Skip to main content

Oral Answer by Mr Lim Swee Say, Minister for Manpower, to Parliamentary Question on Foreign Worker Growth and Projections

Notice Paper No. 203 Of 2015 For The Sitting On 14 Jul 2015 Question No. 704 For Oral Answer

MP: Mr Gan Thiam Poh

To ask the Minister for Manpower (a) in the past eight years, what has been the percentage and absolute number of growth of (i) foreign workers in total (ii) foreign workers in each industry/sector/segment; (b) what is the projected number of (i) foreign domestic helpers (ii) care givers (iii) healthcare workers for the next 15 years in view of the increase in the ageing population with 900,000 Singaporeans above the age of 65 years; and (c) whether the Government intends to reduce or cap the growth of foreign workers.


  1. The overall annual foreign workforce (FW) growth has moderated from 144,500 in 2007 eight years ago, to 34,000 in 2014. In other words, the growth rate has slowed from 19% year-on-year (y-o-y) to 3% y-o-y over the eight years.   
  2. This significant slowdown in FW growth occurred in all sectors over the past eight years – from 54,500 (28% y-o-y) to 21,500 (5% y-o-y) in the Services sector1. For the Construction sector, it slowed down from 36,000 (23% y-o-y) to 9,700 (3% y-o-y) in the Construction sector. Likewise, for the Manufacturing sector, the slowdown was from 42,000 (18% y-o-y) to a negative growth of 5,400 (-2% y-o-y). 
  3. The Ministry of Health had projected the number of healthcare professionals needed would increase from 46,000 in 2011 to 78,000 in 20302 to cater to an ageing population with higher healthcare needs. The number of support care staff such as healthcare assistants and nursing aides would also need to increase by about 9,000 over the same period, from 2011 to 2030. In addition, to assist with care-giving duties at home and supporting families with elderly and children, the National Population and Talent Division expects demand for foreign domestic workers to increase to about 300,000 by 2030.  
  4. Our aim is to moderate the inflow of foreign manpower, at a pace that we can accommodate. Currently, the foreign share of our workforce is about one-third. We intend to maintain this. This means that the pace of foreign workforce should grow broadly in tandem with the growth of our local workforce as we move forward.

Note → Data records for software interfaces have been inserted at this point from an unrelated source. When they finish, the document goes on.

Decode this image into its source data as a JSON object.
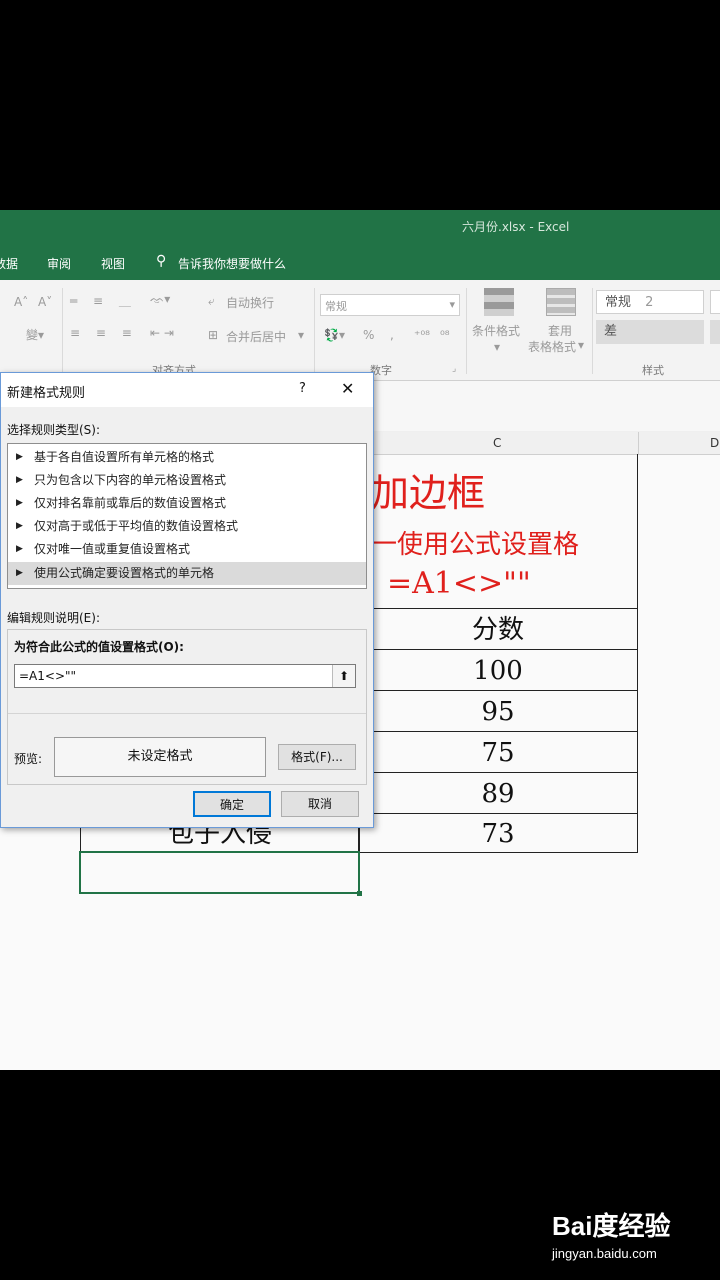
{
  "window": {
    "title": "六月份.xlsx  -  Excel"
  },
  "tabs": [
    "数据",
    "审阅",
    "视图"
  ],
  "tell_me": "告诉我你想要做什么",
  "ribbon": {
    "wrap_text": "自动换行",
    "merge_center": "合并后居中",
    "number_format": "常规",
    "percent": "%",
    "comma": ",",
    "conditional_format": "条件格式",
    "table_format_line1": "套用",
    "table_format_line2": "表格格式",
    "style_normal": "常规",
    "style_number": "2",
    "style_bad": "差",
    "group_alignment": "对齐方式",
    "group_number": "数字",
    "group_styles": "样式"
  },
  "sheet": {
    "col_c": "C",
    "col_d": "D",
    "title_line1": "加边框",
    "title_line2": "一使用公式设置格",
    "title_line3": "=A1<>\"\"",
    "header_score": "分数",
    "scores": [
      "100",
      "95",
      "75",
      "89",
      "73"
    ],
    "partial_name": "包子入侵"
  },
  "dialog": {
    "title": "新建格式规则",
    "help": "?",
    "close": "✕",
    "select_rule_type": "选择规则类型(S):",
    "rules": [
      "基于各自值设置所有单元格的格式",
      "只为包含以下内容的单元格设置格式",
      "仅对排名靠前或靠后的数值设置格式",
      "仅对高于或低于平均值的数值设置格式",
      "仅对唯一值或重复值设置格式",
      "使用公式确定要设置格式的单元格"
    ],
    "selected_rule_index": 5,
    "edit_rule_desc": "编辑规则说明(E):",
    "formula_label": "为符合此公式的值设置格式(O):",
    "formula_value": "=A1<>\"\"",
    "preview_label": "预览:",
    "preview_text": "未设定格式",
    "format_button": "格式(F)...",
    "ok_button": "确定",
    "cancel_button": "取消"
  },
  "watermark": {
    "brand": "Bai度经验",
    "url": "jingyan.baidu.com"
  },
  "colors": {
    "excel_green": "#217346",
    "red_text": "#e0201c",
    "selection_blue": "#0078d7"
  }
}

1Figure excludes Foreign Domestic Workers. 
2This comprises doctors, dentists, nurses, pharmacists and selected allied health professionals (AHPs).